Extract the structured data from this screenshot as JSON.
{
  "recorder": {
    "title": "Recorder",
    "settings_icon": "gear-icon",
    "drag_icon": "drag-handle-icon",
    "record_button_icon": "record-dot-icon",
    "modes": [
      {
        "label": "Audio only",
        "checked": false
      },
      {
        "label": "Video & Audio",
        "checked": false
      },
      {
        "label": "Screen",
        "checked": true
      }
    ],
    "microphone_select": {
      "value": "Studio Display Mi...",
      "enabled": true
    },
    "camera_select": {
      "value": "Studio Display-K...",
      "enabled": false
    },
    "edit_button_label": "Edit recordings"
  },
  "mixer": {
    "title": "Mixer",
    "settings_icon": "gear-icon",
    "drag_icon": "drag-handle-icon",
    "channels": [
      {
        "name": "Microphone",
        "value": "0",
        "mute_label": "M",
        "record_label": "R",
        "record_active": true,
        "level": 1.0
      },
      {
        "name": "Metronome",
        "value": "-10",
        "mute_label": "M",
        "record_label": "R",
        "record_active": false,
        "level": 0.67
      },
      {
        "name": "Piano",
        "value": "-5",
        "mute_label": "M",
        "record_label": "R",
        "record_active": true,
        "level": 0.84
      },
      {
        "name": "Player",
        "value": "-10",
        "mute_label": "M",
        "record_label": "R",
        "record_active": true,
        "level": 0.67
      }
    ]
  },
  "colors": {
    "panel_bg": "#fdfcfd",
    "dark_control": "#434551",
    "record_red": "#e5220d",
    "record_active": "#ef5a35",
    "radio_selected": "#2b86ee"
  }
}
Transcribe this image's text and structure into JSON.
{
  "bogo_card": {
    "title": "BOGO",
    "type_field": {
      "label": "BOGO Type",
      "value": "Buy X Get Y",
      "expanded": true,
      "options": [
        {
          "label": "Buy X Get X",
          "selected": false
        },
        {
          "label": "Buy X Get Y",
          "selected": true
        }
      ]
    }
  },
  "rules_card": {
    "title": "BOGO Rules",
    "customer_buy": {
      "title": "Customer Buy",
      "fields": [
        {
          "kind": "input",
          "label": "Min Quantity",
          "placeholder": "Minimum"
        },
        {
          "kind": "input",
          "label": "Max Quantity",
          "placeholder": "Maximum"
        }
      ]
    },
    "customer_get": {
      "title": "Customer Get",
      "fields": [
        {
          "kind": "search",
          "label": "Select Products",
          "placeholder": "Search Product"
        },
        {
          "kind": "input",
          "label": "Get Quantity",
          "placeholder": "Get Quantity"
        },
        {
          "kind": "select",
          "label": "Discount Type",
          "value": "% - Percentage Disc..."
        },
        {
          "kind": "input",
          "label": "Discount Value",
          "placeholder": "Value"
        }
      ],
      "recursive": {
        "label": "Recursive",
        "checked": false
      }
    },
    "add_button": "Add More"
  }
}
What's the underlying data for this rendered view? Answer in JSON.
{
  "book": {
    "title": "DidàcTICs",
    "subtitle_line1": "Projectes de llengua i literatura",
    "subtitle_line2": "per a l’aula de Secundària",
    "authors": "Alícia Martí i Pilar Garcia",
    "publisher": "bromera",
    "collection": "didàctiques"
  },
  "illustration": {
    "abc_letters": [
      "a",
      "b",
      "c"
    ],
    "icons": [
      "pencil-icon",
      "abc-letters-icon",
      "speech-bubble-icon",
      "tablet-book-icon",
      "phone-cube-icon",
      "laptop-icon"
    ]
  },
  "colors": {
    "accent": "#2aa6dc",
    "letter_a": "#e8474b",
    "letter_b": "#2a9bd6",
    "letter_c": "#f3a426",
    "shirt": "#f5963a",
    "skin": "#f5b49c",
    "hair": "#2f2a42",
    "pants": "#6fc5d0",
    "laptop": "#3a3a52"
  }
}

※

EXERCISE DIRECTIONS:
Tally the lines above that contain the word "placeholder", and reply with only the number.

OUTPUT OF THE EXERCISE:
5